Over the past week I’ve noticed several times that our house is significantly warmer inside than it is outside. So much so that I’ve checked a few times to see if the heat was on. Each time our programmable thermostat was set to be much cooler than it actually was in the house (indicating the heat was not on). I have to attribute this to our new air sealing and insulation work. Over the next several weeks Jon and I will post a series of blogs talking about the work we had done and lessons learned. For now I’ll point you to an excellent first step:
Have a Home Energy Audit!
There are many things that everyone can, and should, do, and we will blog about those things. However, each building is unique and the best way to decide which large investment items should be done on your house is to have a home energy auditor look at your home.
If you live in Massachusetts you may be eligible for a free home energy audit – most homeowners are. If you live in a building with 4 or fewer units and your gas (or electricity if you heat with oil, electricity or propane) is from a major utility company then you should be eligible for a MassSave audit: Go to http://www.masssave.com/ to check and see if you are eligible.
I haven’t yet done research on home energy audit programs in other states, but if you’re familiar with a program in your area, please post a comment with some information to help others who want to get started. Jon has also posted an entry on incentives available for home energy improvements.
The auditor will help you determine what the next big steps for reducing your energy usage should be. Usually these involve air sealing (sealing tiny spaces where air flows through your house) and then insulating. They can help you determine if you would benefit from doing a system upgrade to your heating or hot water system, but these are typically done after you air seal and insulate.

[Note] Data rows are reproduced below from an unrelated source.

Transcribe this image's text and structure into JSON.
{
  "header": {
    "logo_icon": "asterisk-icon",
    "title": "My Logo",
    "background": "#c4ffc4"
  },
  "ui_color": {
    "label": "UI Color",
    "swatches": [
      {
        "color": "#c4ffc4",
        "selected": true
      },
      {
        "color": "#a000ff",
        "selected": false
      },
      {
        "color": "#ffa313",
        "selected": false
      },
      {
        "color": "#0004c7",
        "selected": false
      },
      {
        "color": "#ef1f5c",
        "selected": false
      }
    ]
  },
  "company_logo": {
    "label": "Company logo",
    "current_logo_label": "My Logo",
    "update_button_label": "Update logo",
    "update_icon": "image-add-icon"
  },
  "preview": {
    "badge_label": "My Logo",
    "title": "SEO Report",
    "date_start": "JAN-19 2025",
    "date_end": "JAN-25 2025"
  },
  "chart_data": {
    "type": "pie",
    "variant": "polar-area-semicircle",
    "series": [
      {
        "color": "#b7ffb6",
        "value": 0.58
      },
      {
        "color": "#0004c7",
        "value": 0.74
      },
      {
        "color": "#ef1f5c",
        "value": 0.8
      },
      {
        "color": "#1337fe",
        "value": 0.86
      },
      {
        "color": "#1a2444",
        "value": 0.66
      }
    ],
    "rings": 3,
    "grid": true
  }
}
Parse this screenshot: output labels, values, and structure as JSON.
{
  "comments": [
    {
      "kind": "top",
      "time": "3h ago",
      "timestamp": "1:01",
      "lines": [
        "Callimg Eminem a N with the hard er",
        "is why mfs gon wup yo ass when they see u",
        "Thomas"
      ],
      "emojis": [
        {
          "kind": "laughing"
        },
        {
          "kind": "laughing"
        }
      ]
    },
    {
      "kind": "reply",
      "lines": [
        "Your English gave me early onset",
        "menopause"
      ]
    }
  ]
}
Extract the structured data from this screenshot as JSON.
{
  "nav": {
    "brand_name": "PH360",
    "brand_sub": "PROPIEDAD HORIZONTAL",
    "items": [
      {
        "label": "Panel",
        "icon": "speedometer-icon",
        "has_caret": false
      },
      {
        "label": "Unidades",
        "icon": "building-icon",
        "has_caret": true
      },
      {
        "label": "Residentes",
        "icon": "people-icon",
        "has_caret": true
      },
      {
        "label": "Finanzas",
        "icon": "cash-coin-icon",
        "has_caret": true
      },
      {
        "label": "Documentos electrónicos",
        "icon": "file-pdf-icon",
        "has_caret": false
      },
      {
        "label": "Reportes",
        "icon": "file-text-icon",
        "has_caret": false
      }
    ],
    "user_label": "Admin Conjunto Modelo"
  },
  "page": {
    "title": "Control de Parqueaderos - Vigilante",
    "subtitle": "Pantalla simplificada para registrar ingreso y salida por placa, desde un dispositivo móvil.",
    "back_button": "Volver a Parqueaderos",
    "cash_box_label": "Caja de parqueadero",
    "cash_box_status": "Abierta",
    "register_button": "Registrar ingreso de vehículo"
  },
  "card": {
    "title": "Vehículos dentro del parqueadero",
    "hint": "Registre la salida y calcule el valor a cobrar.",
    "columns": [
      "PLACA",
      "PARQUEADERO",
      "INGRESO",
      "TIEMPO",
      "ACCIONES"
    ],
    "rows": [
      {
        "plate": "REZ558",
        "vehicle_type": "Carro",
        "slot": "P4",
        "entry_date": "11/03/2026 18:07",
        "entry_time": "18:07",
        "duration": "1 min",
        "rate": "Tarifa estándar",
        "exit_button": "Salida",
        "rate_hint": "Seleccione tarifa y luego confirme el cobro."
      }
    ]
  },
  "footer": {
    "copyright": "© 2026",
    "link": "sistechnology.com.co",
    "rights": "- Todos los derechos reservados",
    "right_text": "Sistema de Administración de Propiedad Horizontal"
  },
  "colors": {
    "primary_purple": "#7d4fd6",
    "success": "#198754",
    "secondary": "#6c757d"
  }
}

Our audit was filmed for the Energy Smackdown, so you can see some clips from our audit here (3:50 long):
Coming soon: The Audit Experience